  • Language skills - these are hugely valuable to employers and spending time abroad and working alongside non-English speakers will help them improve. Remember, though, that languages are most valuable alongside another specialism, so don't pin all your hopes of employment on your new-found linguistic finesse.
  • Get up and go - moving abroad and finding work experience shows motivation, independence, maturity and adaptability - all extra ticks on your job application forms.
  • Travel - this is usually a secondary motive for many people, but it is quite a nice bonus.

Your opportunities

Internships - whether paid or unpaid - are a fantastic way to secure overseas work experience, and can be arranged with the help of a range of third-party organisations.

However, internships can often be arranged directly through specific companies, no matter how large they are. For example the multinational company L'Oréal offers international internships to graduates in a range of different company departments. Internships last from three months to one year, to find out more see L'Oréal Global Opportunity Programme.

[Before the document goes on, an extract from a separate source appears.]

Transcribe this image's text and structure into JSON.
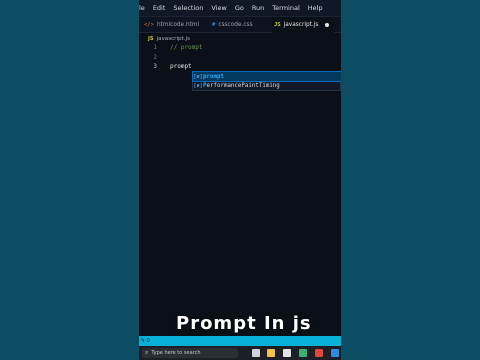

Working as a language assistant with The British Council or teaching English using a qualification is also extremely popular, especially as the jobs often bring with them a regular wage.

There are plenty of opportunities to volunteer abroad too, regardless of where you want to go. Check out what's on offer through organisations such as The European Voluntary Service (EVS).

Gap years also offer a chance to get some invaluable work experience overseas. Why not combine work and travel and take advantage of one of the many gap year opportunities available to young Britons?

In a competitive job market, you may well find that expanding your horizons and gaining work experience abroad will help you reap the rewards in your future career.

Where to look

Search for work experience opportunities abroad at:

  • AIESEC UK - internships and work placements for students and recent graduates.
  • IAESTE UK - internships and work placements for science, engineering and applied arts students.
  • i-to-i - browse the organisation's range of travel volunteering opportunities.
  • - find out about teaching English as a foreign language.
  • Voluntary Service Overseas (VSO) - opportunities for volunteering overseas, particularly in poverty-stricken countries.